> **Exercise prompt**
Nothing but the images should be left out when the entries are restated word for word.

> **Data records for software interfaces**

────────────────────────────────────────

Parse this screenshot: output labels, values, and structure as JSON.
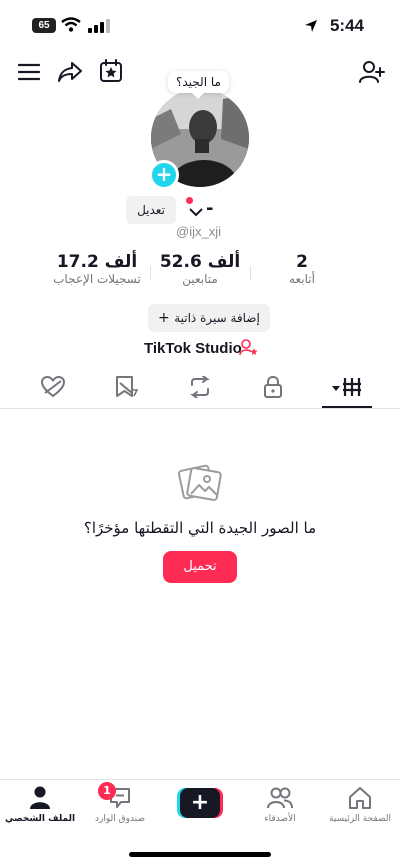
{
  "status_bar": {
    "time": "5:44",
    "battery": "65",
    "icons": [
      "signal-icon",
      "wifi-icon",
      "location-icon"
    ]
  },
  "toolbar": {
    "icons": [
      "add-user-icon",
      "menu-icon",
      "share-icon",
      "calendar-star-icon"
    ]
  },
  "profile": {
    "bubble_text": "ما الجيد؟",
    "edit_label": "تعديل",
    "name": "-",
    "username": "@ijx_xji",
    "stats": [
      {
        "value": "2",
        "label": "أتابعه"
      },
      {
        "value": "52.6 ألف",
        "label": "متابعين"
      },
      {
        "value": "17.2 ألف",
        "label": "تسجيلات الإعجاب"
      }
    ],
    "bio_button": "إضافة سيرة ذاتية",
    "studio_link": "TikTok Studio"
  },
  "tabs": {
    "icons": [
      "videos-grid-icon",
      "lock-icon",
      "repost-icon",
      "favorites-icon",
      "liked-icon"
    ],
    "active": "videos-grid-icon"
  },
  "empty_state": {
    "title": "ما الصور الجيدة التي التقطتها مؤخرًا؟",
    "upload_label": "تحميل"
  },
  "bottom_nav": {
    "items": [
      {
        "label": "الملف الشخصي",
        "icon": "profile-icon",
        "active": true
      },
      {
        "label": "صندوق الوارد",
        "icon": "inbox-icon",
        "active": false
      },
      {
        "label": "",
        "icon": "create-plus-icon",
        "active": false
      },
      {
        "label": "الأصدقاء",
        "icon": "friends-icon",
        "active": false
      },
      {
        "label": "الصفحة الرئيسية",
        "icon": "home-icon",
        "active": false
      }
    ],
    "inbox_badge": "1"
  },
  "colors": {
    "accent": "#fe2c55",
    "cyan": "#20d5ec",
    "text": "#161823",
    "muted": "#75767c"
  }
}
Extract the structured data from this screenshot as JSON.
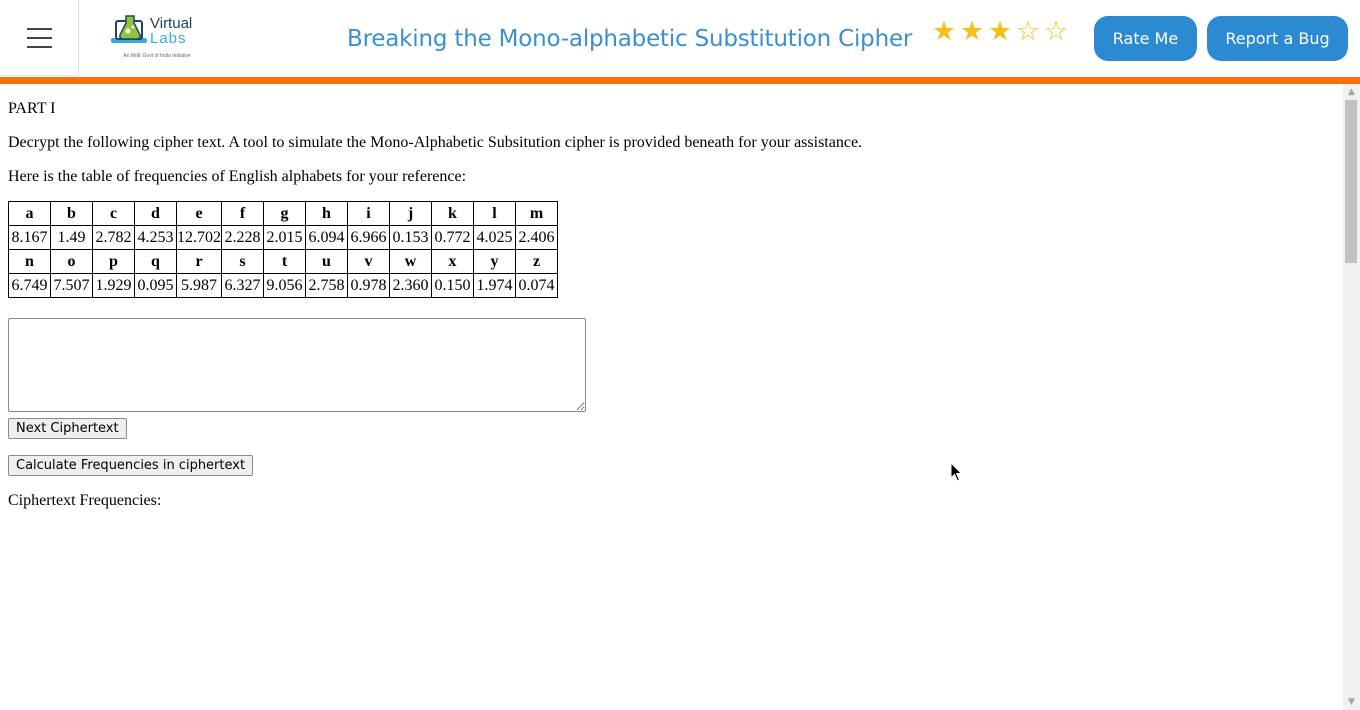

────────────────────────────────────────

> **Solution to the exercise**
Parse this screenshot: output labels, values, and structure as JSON.
{
  "status_bar": {
    "time": "5:44",
    "battery": "65",
    "icons": [
      "signal-icon",
      "wifi-icon",
      "location-icon"
    ]
  },
  "toolbar": {
    "icons": [
      "add-user-icon",
      "menu-icon",
      "share-icon",
      "calendar-star-icon"
    ]
  },
  "profile": {
    "bubble_text": "ما الجيد؟",
    "edit_label": "تعديل",
    "name": "-",
    "username": "@ijx_xji",
    "stats": [
      {
        "value": "2",
        "label": "أتابعه"
      },
      {
        "value": "52.6 ألف",
        "label": "متابعين"
      },
      {
        "value": "17.2 ألف",
        "label": "تسجيلات الإعجاب"
      }
    ],
    "bio_button": "إضافة سيرة ذاتية",
    "studio_link": "TikTok Studio"
  },
  "tabs": {
    "icons": [
      "videos-grid-icon",
      "lock-icon",
      "repost-icon",
      "favorites-icon",
      "liked-icon"
    ],
    "active": "videos-grid-icon"
  },
  "empty_state": {
    "title": "ما الصور الجيدة التي التقطتها مؤخرًا؟",
    "upload_label": "تحميل"
  },
  "bottom_nav": {
    "items": [
      {
        "label": "الملف الشخصي",
        "icon": "profile-icon",
        "active": true
      },
      {
        "label": "صندوق الوارد",
        "icon": "inbox-icon",
        "active": false
      },
      {
        "label": "",
        "icon": "create-plus-icon",
        "active": false
      },
      {
        "label": "الأصدقاء",
        "icon": "friends-icon",
        "active": false
      },
      {
        "label": "الصفحة الرئيسية",
        "icon": "home-icon",
        "active": false
      }
    ],
    "inbox_badge": "1"
  },
  "colors": {
    "accent": "#fe2c55",
    "cyan": "#20d5ec",
    "text": "#161823",
    "muted": "#75767c"
  }
}
Extract the structured data from this screenshot as JSON.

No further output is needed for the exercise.